[TO DO] Work through the records below, line by line, and say how many lines include "Wall", with nothing else.

%%

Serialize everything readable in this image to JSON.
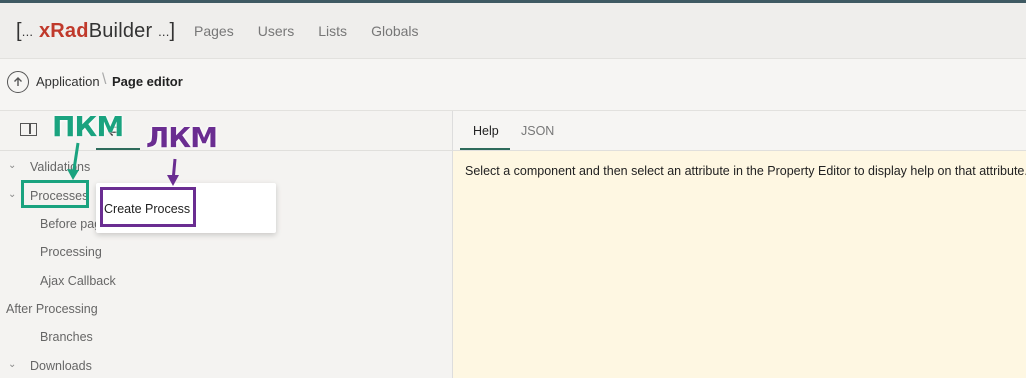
{
  "header": {
    "logo": {
      "open_bracket": "[",
      "dots_left": "...",
      "brand_red": "xRad",
      "brand_rest": "Builder",
      "dots_right": "...",
      "close_bracket": "]"
    },
    "nav": [
      "Pages",
      "Users",
      "Lists",
      "Globals"
    ]
  },
  "breadcrumb": {
    "up_icon": "arrow-up-circle-icon",
    "item1": "Application",
    "separator": "\\",
    "current": "Page editor"
  },
  "left_panel": {
    "tabs": [
      {
        "icon": "panel-icon"
      },
      {
        "icon": "sync-icon",
        "glyph": "⇄"
      }
    ],
    "tree": [
      {
        "label": "Validations",
        "chevron": "⌄"
      },
      {
        "label": "Processes",
        "chevron": "⌄"
      },
      {
        "label": "Before page"
      },
      {
        "label": "Processing"
      },
      {
        "label": "Ajax Callback"
      },
      {
        "label": "After Processing"
      },
      {
        "label": "Branches"
      },
      {
        "label": "Downloads",
        "chevron": "⌄"
      }
    ],
    "context_menu": {
      "items": [
        "Create Process"
      ]
    }
  },
  "annotations": {
    "right_click": "ПКМ",
    "left_click": "ЛКМ",
    "green": "#1aa37f",
    "purple": "#6a2d91"
  },
  "right_panel": {
    "tabs": [
      "Help",
      "JSON"
    ],
    "help_text": "Select a component and then select an attribute in the Property Editor to display help on that attribute."
  },
  "colors": {
    "accent": "#2e6b5b",
    "brand": "#c0392b",
    "help_bg": "#fef7e2"
  }
}
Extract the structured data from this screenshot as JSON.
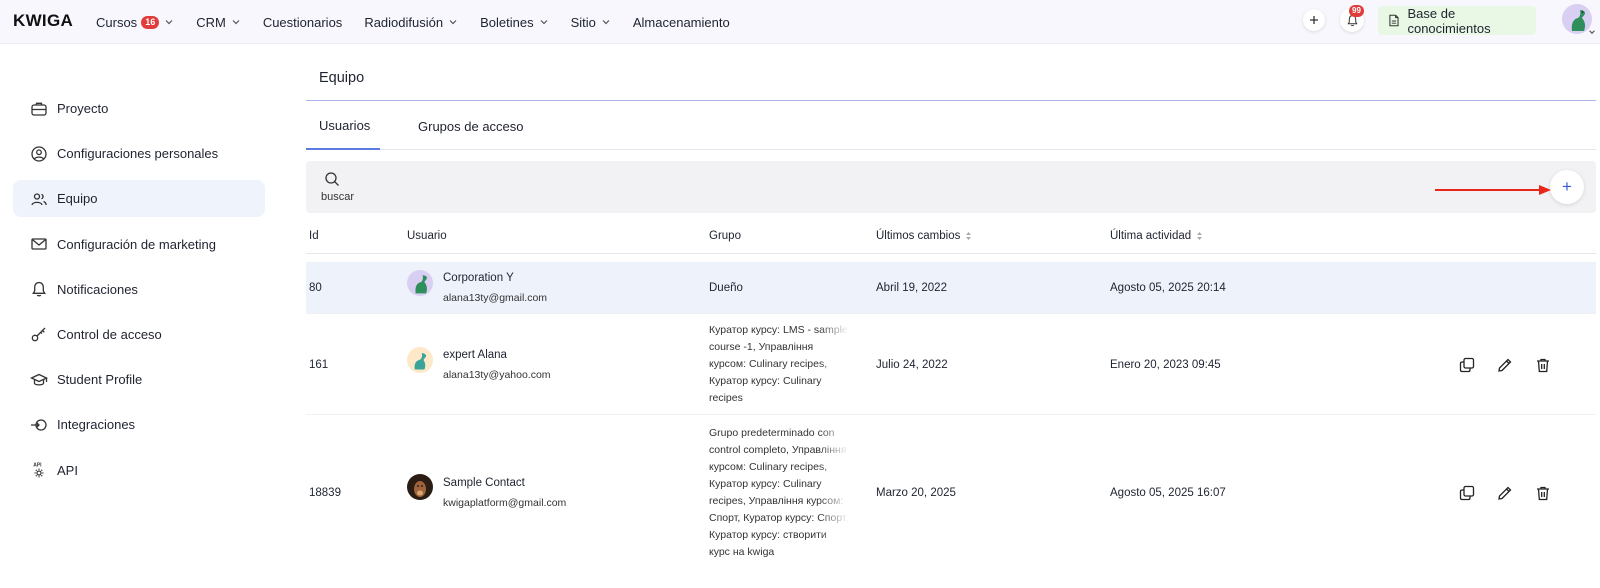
{
  "brand": "KWIGA",
  "nav": {
    "items": [
      {
        "label": "Cursos",
        "badge": "16",
        "dropdown": true
      },
      {
        "label": "CRM",
        "dropdown": true
      },
      {
        "label": "Cuestionarios",
        "dropdown": false
      },
      {
        "label": "Radiodifusión",
        "dropdown": true
      },
      {
        "label": "Boletines",
        "dropdown": true
      },
      {
        "label": "Sitio",
        "dropdown": true
      },
      {
        "label": "Almacenamiento",
        "dropdown": false
      }
    ],
    "notifications_badge": "99",
    "knowledge_base": "Base de conocimientos"
  },
  "sidebar": {
    "items": [
      {
        "label": "Proyecto",
        "icon": "briefcase-icon"
      },
      {
        "label": "Configuraciones personales",
        "icon": "user-circle-icon"
      },
      {
        "label": "Equipo",
        "icon": "users-icon",
        "active": true
      },
      {
        "label": "Configuración de marketing",
        "icon": "envelope-icon"
      },
      {
        "label": "Notificaciones",
        "icon": "bell-icon"
      },
      {
        "label": "Control de acceso",
        "icon": "key-icon"
      },
      {
        "label": "Student Profile",
        "icon": "graduation-cap-icon"
      },
      {
        "label": "Integraciones",
        "icon": "integrations-icon"
      },
      {
        "label": "API",
        "icon": "api-gear-icon"
      }
    ]
  },
  "main": {
    "title": "Equipo",
    "tabs": [
      {
        "label": "Usuarios",
        "active": true
      },
      {
        "label": "Grupos de acceso",
        "active": false
      }
    ],
    "search_label": "buscar",
    "add_button": "+",
    "table": {
      "headers": [
        "Id",
        "Usuario",
        "Grupo",
        "Últimos cambios",
        "Última actividad"
      ],
      "rows": [
        {
          "id": "80",
          "name": "Corporation Y",
          "email": "alana13ty@gmail.com",
          "group": "Dueño",
          "changed": "Abril 19, 2022",
          "activity": "Agosto 05, 2025 20:14",
          "highlighted": true
        },
        {
          "id": "161",
          "name": "expert Alana",
          "email": "alana13ty@yahoo.com",
          "group": "Куратор курсу: LMS - sample course -1, Управління курсом: Culinary recipes, Куратор курсу: Culinary recipes",
          "changed": "Julio 24, 2022",
          "activity": "Enero 20, 2023 09:45",
          "highlighted": false
        },
        {
          "id": "18839",
          "name": "Sample Contact",
          "email": "kwigaplatform@gmail.com",
          "group": "Grupo predeterminado con control completo, Управління курсом: Culinary recipes, Куратор курсу: Culinary recipes, Управління курсом: Спорт, Куратор курсу: Спорт, Куратор курсу: створити курс на kwiga",
          "changed": "Marzo 20, 2025",
          "activity": "Agosto 05, 2025 16:07",
          "highlighted": false
        }
      ]
    }
  },
  "colors": {
    "accent": "#3a5bd9",
    "badge": "#e23b3b",
    "highlight_row": "#eef2fb",
    "kb_button": "#e8f8e5",
    "arrow": "#e8261a"
  }
}
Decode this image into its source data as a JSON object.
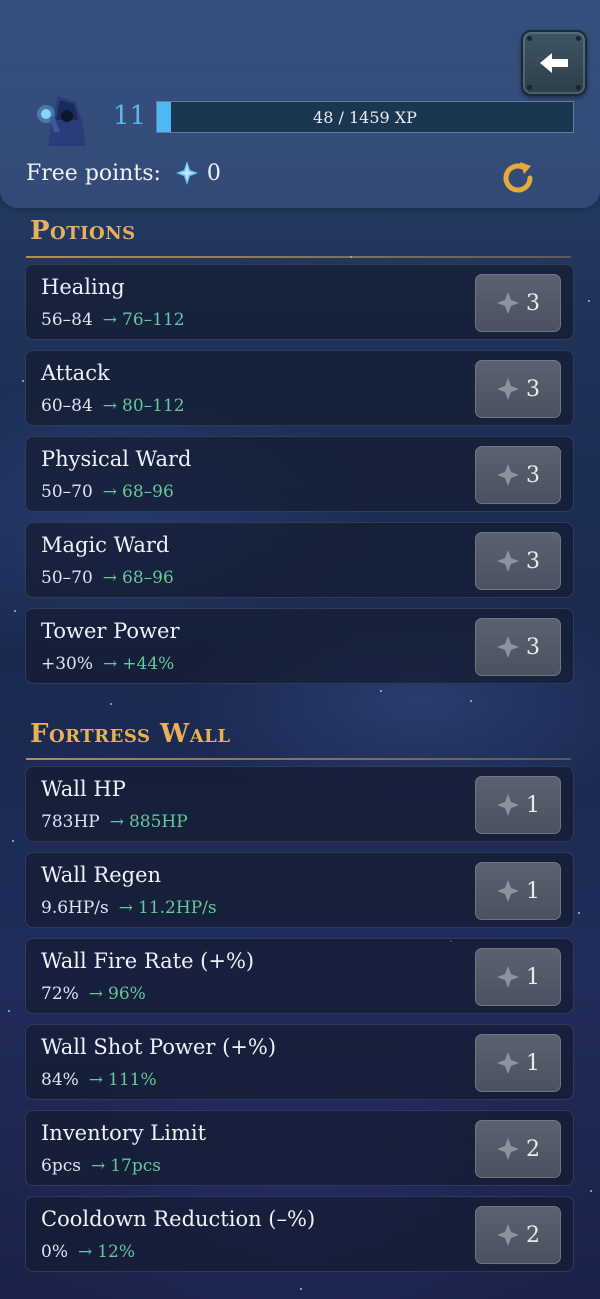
{
  "header": {
    "level": "11",
    "xp_text": "48 / 1459 XP",
    "xp_progress": 0.033,
    "free_points_label": "Free points:",
    "free_points_value": "0",
    "icons": {
      "back": "back-arrow-icon",
      "refresh": "refresh-icon",
      "gem": "gem-icon",
      "avatar": "wizard-avatar"
    }
  },
  "sections": [
    {
      "title": "Potions",
      "items": [
        {
          "name": "Healing",
          "current": "56–84",
          "next": "76–112",
          "cost": "3"
        },
        {
          "name": "Attack",
          "current": "60–84",
          "next": "80–112",
          "cost": "3"
        },
        {
          "name": "Physical Ward",
          "current": "50–70",
          "next": "68–96",
          "cost": "3"
        },
        {
          "name": "Magic Ward",
          "current": "50–70",
          "next": "68–96",
          "cost": "3"
        },
        {
          "name": "Tower Power",
          "current": "+30%",
          "next": "+44%",
          "cost": "3"
        }
      ]
    },
    {
      "title": "Fortress Wall",
      "items": [
        {
          "name": "Wall HP",
          "current": "783HP",
          "next": "885HP",
          "cost": "1"
        },
        {
          "name": "Wall Regen",
          "current": "9.6HP/s",
          "next": "11.2HP/s",
          "cost": "1"
        },
        {
          "name": "Wall Fire Rate (+%)",
          "current": "72%",
          "next": "96%",
          "cost": "1"
        },
        {
          "name": "Wall Shot Power (+%)",
          "current": "84%",
          "next": "111%",
          "cost": "1"
        },
        {
          "name": "Inventory Limit",
          "current": "6pcs",
          "next": "17pcs",
          "cost": "2"
        },
        {
          "name": "Cooldown Reduction (–%)",
          "current": "0%",
          "next": "12%",
          "cost": "2"
        }
      ]
    }
  ],
  "arrow_symbol": "→",
  "colors": {
    "accent_gold": "#e6b15a",
    "level_blue": "#5ab6ef",
    "upgrade_green": "#67c79a",
    "xp_fill": "#4fb8f2"
  }
}
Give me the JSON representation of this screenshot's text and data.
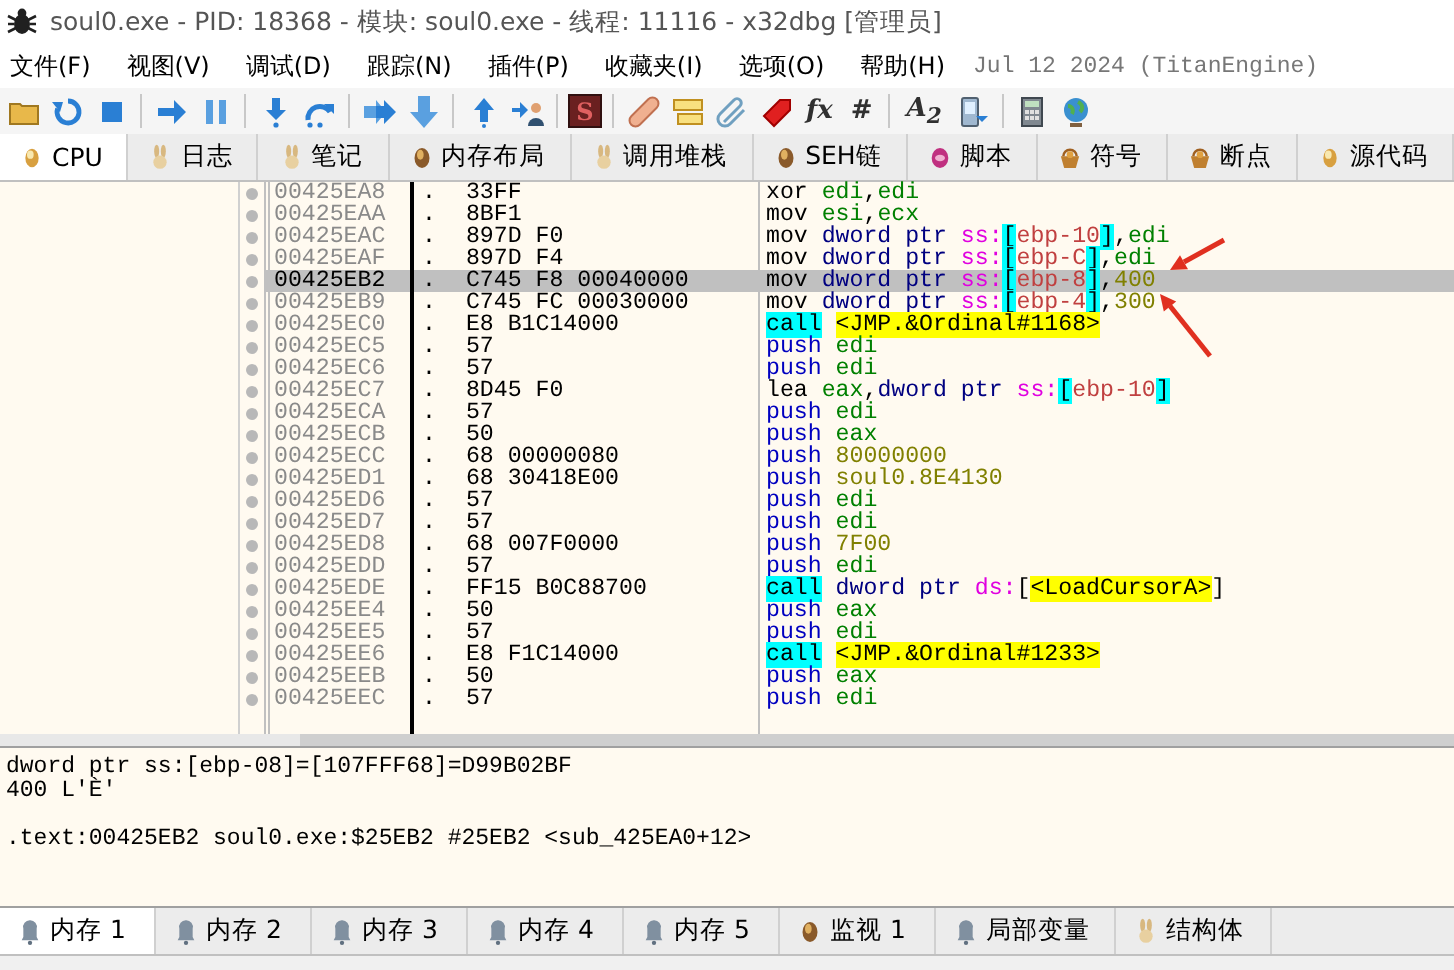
{
  "window": {
    "title": "soul0.exe - PID: 18368 - 模块: soul0.exe - 线程: 11116 - x32dbg [管理员]"
  },
  "menu": [
    "文件(F)",
    "视图(V)",
    "调试(D)",
    "跟踪(N)",
    "插件(P)",
    "收藏夹(I)",
    "选项(O)",
    "帮助(H)"
  ],
  "build_info": "Jul 12 2024 (TitanEngine)",
  "toolbar": [
    {
      "kind": "icon"
    },
    {
      "kind": "icon"
    },
    {
      "kind": "icon"
    },
    {
      "kind": "separator"
    },
    {
      "kind": "icon"
    },
    {
      "kind": "icon"
    },
    {
      "kind": "separator"
    },
    {
      "kind": "icon"
    },
    {
      "kind": "icon"
    },
    {
      "kind": "separator"
    },
    {
      "kind": "icon"
    },
    {
      "kind": "icon"
    },
    {
      "kind": "separator"
    },
    {
      "kind": "icon"
    },
    {
      "kind": "icon"
    },
    {
      "kind": "separator"
    },
    {
      "kind": "letter",
      "label": "S"
    },
    {
      "kind": "separator"
    },
    {
      "kind": "icon"
    },
    {
      "kind": "icon"
    },
    {
      "kind": "icon"
    },
    {
      "kind": "icon"
    },
    {
      "kind": "text",
      "label": "fx"
    },
    {
      "kind": "text",
      "label": "#"
    },
    {
      "kind": "separator"
    },
    {
      "kind": "text",
      "label": "A$_{2}$"
    },
    {
      "kind": "icon"
    },
    {
      "kind": "separator"
    },
    {
      "kind": "icon"
    },
    {
      "kind": "icon"
    }
  ],
  "tabs": [
    {
      "label": "CPU",
      "selected": true
    },
    {
      "label": "日志",
      "selected": false
    },
    {
      "label": "笔记",
      "selected": false
    },
    {
      "label": "内存布局",
      "selected": false
    },
    {
      "label": "调用堆栈",
      "selected": false
    },
    {
      "label": "SEH链",
      "selected": false
    },
    {
      "label": "脚本",
      "selected": false
    },
    {
      "label": "符号",
      "selected": false
    },
    {
      "label": "断点",
      "selected": false
    },
    {
      "label": "源代码",
      "selected": false
    }
  ],
  "disassembly": [
    {
      "address": "00425EA8",
      "marker": ".",
      "bytes": "33FF",
      "selected": false,
      "parts": [
        {
          "kind": "mn",
          "text": "xor "
        },
        {
          "kind": "reg",
          "text": "edi"
        },
        {
          "kind": "p",
          "text": ","
        },
        {
          "kind": "reg",
          "text": "edi"
        }
      ]
    },
    {
      "address": "00425EAA",
      "marker": ".",
      "bytes": "8BF1",
      "selected": false,
      "parts": [
        {
          "kind": "mn",
          "text": "mov "
        },
        {
          "kind": "reg",
          "text": "esi"
        },
        {
          "kind": "p",
          "text": ","
        },
        {
          "kind": "reg",
          "text": "ecx"
        }
      ]
    },
    {
      "address": "00425EAC",
      "marker": ".",
      "bytes": "897D F0",
      "selected": false,
      "parts": [
        {
          "kind": "mn",
          "text": "mov "
        },
        {
          "kind": "size",
          "text": "dword ptr "
        },
        {
          "kind": "seg",
          "text": "ss:"
        },
        {
          "kind": "br",
          "text": "["
        },
        {
          "kind": "mem",
          "text": "ebp-10"
        },
        {
          "kind": "br",
          "text": "]"
        },
        {
          "kind": "p",
          "text": ","
        },
        {
          "kind": "reg",
          "text": "edi"
        }
      ]
    },
    {
      "address": "00425EAF",
      "marker": ".",
      "bytes": "897D F4",
      "selected": false,
      "parts": [
        {
          "kind": "mn",
          "text": "mov "
        },
        {
          "kind": "size",
          "text": "dword ptr "
        },
        {
          "kind": "seg",
          "text": "ss:"
        },
        {
          "kind": "br",
          "text": "["
        },
        {
          "kind": "mem",
          "text": "ebp-C"
        },
        {
          "kind": "br",
          "text": "]"
        },
        {
          "kind": "p",
          "text": ","
        },
        {
          "kind": "reg",
          "text": "edi"
        }
      ]
    },
    {
      "address": "00425EB2",
      "marker": ".",
      "bytes": "C745 F8 00040000",
      "selected": true,
      "parts": [
        {
          "kind": "mn",
          "text": "mov "
        },
        {
          "kind": "size",
          "text": "dword ptr "
        },
        {
          "kind": "seg",
          "text": "ss:"
        },
        {
          "kind": "br",
          "text": "["
        },
        {
          "kind": "mem",
          "text": "ebp-8"
        },
        {
          "kind": "br",
          "text": "]"
        },
        {
          "kind": "p",
          "text": ","
        },
        {
          "kind": "num",
          "text": "400"
        }
      ]
    },
    {
      "address": "00425EB9",
      "marker": ".",
      "bytes": "C745 FC 00030000",
      "selected": false,
      "parts": [
        {
          "kind": "mn",
          "text": "mov "
        },
        {
          "kind": "size",
          "text": "dword ptr "
        },
        {
          "kind": "seg",
          "text": "ss:"
        },
        {
          "kind": "br",
          "text": "["
        },
        {
          "kind": "mem",
          "text": "ebp-4"
        },
        {
          "kind": "br",
          "text": "]"
        },
        {
          "kind": "p",
          "text": ","
        },
        {
          "kind": "num",
          "text": "300"
        }
      ]
    },
    {
      "address": "00425EC0",
      "marker": ".",
      "bytes": "E8 B1C14000",
      "selected": false,
      "parts": [
        {
          "kind": "call",
          "text": "call"
        },
        {
          "kind": "label",
          "text": "<JMP.&Ordinal#1168>"
        }
      ]
    },
    {
      "address": "00425EC5",
      "marker": ".",
      "bytes": "57",
      "selected": false,
      "parts": [
        {
          "kind": "push",
          "text": "push "
        },
        {
          "kind": "reg",
          "text": "edi"
        }
      ]
    },
    {
      "address": "00425EC6",
      "marker": ".",
      "bytes": "57",
      "selected": false,
      "parts": [
        {
          "kind": "push",
          "text": "push "
        },
        {
          "kind": "reg",
          "text": "edi"
        }
      ]
    },
    {
      "address": "00425EC7",
      "marker": ".",
      "bytes": "8D45 F0",
      "selected": false,
      "parts": [
        {
          "kind": "mn",
          "text": "lea "
        },
        {
          "kind": "reg",
          "text": "eax"
        },
        {
          "kind": "p",
          "text": ","
        },
        {
          "kind": "size",
          "text": "dword ptr "
        },
        {
          "kind": "seg",
          "text": "ss:"
        },
        {
          "kind": "br",
          "text": "["
        },
        {
          "kind": "mem",
          "text": "ebp-10"
        },
        {
          "kind": "br",
          "text": "]"
        }
      ]
    },
    {
      "address": "00425ECA",
      "marker": ".",
      "bytes": "57",
      "selected": false,
      "parts": [
        {
          "kind": "push",
          "text": "push "
        },
        {
          "kind": "reg",
          "text": "edi"
        }
      ]
    },
    {
      "address": "00425ECB",
      "marker": ".",
      "bytes": "50",
      "selected": false,
      "parts": [
        {
          "kind": "push",
          "text": "push "
        },
        {
          "kind": "reg",
          "text": "eax"
        }
      ]
    },
    {
      "address": "00425ECC",
      "marker": ".",
      "bytes": "68 00000080",
      "selected": false,
      "parts": [
        {
          "kind": "push",
          "text": "push "
        },
        {
          "kind": "num",
          "text": "80000000"
        }
      ]
    },
    {
      "address": "00425ED1",
      "marker": ".",
      "bytes": "68 30418E00",
      "selected": false,
      "parts": [
        {
          "kind": "push",
          "text": "push "
        },
        {
          "kind": "num",
          "text": "soul0.8E4130"
        }
      ]
    },
    {
      "address": "00425ED6",
      "marker": ".",
      "bytes": "57",
      "selected": false,
      "parts": [
        {
          "kind": "push",
          "text": "push "
        },
        {
          "kind": "reg",
          "text": "edi"
        }
      ]
    },
    {
      "address": "00425ED7",
      "marker": ".",
      "bytes": "57",
      "selected": false,
      "parts": [
        {
          "kind": "push",
          "text": "push "
        },
        {
          "kind": "reg",
          "text": "edi"
        }
      ]
    },
    {
      "address": "00425ED8",
      "marker": ".",
      "bytes": "68 007F0000",
      "selected": false,
      "parts": [
        {
          "kind": "push",
          "text": "push "
        },
        {
          "kind": "num",
          "text": "7F00"
        }
      ]
    },
    {
      "address": "00425EDD",
      "marker": ".",
      "bytes": "57",
      "selected": false,
      "parts": [
        {
          "kind": "push",
          "text": "push "
        },
        {
          "kind": "reg",
          "text": "edi"
        }
      ]
    },
    {
      "address": "00425EDE",
      "marker": ".",
      "bytes": "FF15 B0C88700",
      "selected": false,
      "parts": [
        {
          "kind": "call",
          "text": "call"
        },
        {
          "kind": "size",
          "text": "dword ptr "
        },
        {
          "kind": "seg",
          "text": "ds:"
        },
        {
          "kind": "p",
          "text": "["
        },
        {
          "kind": "label",
          "text": "<LoadCursorA>"
        },
        {
          "kind": "p",
          "text": "]"
        }
      ]
    },
    {
      "address": "00425EE4",
      "marker": ".",
      "bytes": "50",
      "selected": false,
      "parts": [
        {
          "kind": "push",
          "text": "push "
        },
        {
          "kind": "reg",
          "text": "eax"
        }
      ]
    },
    {
      "address": "00425EE5",
      "marker": ".",
      "bytes": "57",
      "selected": false,
      "parts": [
        {
          "kind": "push",
          "text": "push "
        },
        {
          "kind": "reg",
          "text": "edi"
        }
      ]
    },
    {
      "address": "00425EE6",
      "marker": ".",
      "bytes": "E8 F1C14000",
      "selected": false,
      "parts": [
        {
          "kind": "call",
          "text": "call"
        },
        {
          "kind": "label",
          "text": "<JMP.&Ordinal#1233>"
        }
      ]
    },
    {
      "address": "00425EEB",
      "marker": ".",
      "bytes": "50",
      "selected": false,
      "parts": [
        {
          "kind": "push",
          "text": "push "
        },
        {
          "kind": "reg",
          "text": "eax"
        }
      ]
    },
    {
      "address": "00425EEC",
      "marker": ".",
      "bytes": "57",
      "selected": false,
      "parts": [
        {
          "kind": "push",
          "text": "push "
        },
        {
          "kind": "reg",
          "text": "edi"
        }
      ]
    }
  ],
  "info": {
    "value_lines": [
      "dword ptr ss:[ebp-08]=[107FFF68]=D99B02BF",
      "400 L'Ѐ'"
    ],
    "location": ".text:00425EB2 soul0.exe:$25EB2 #25EB2 <sub_425EA0+12>"
  },
  "bottom_tabs": [
    {
      "label": "内存 1",
      "selected": true
    },
    {
      "label": "内存 2",
      "selected": false
    },
    {
      "label": "内存 3",
      "selected": false
    },
    {
      "label": "内存 4",
      "selected": false
    },
    {
      "label": "内存 5",
      "selected": false
    },
    {
      "label": "监视 1",
      "selected": false
    },
    {
      "label": "局部变量",
      "selected": false
    },
    {
      "label": "结构体",
      "selected": false
    }
  ]
}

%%

[RESULT OF THE TASK] 5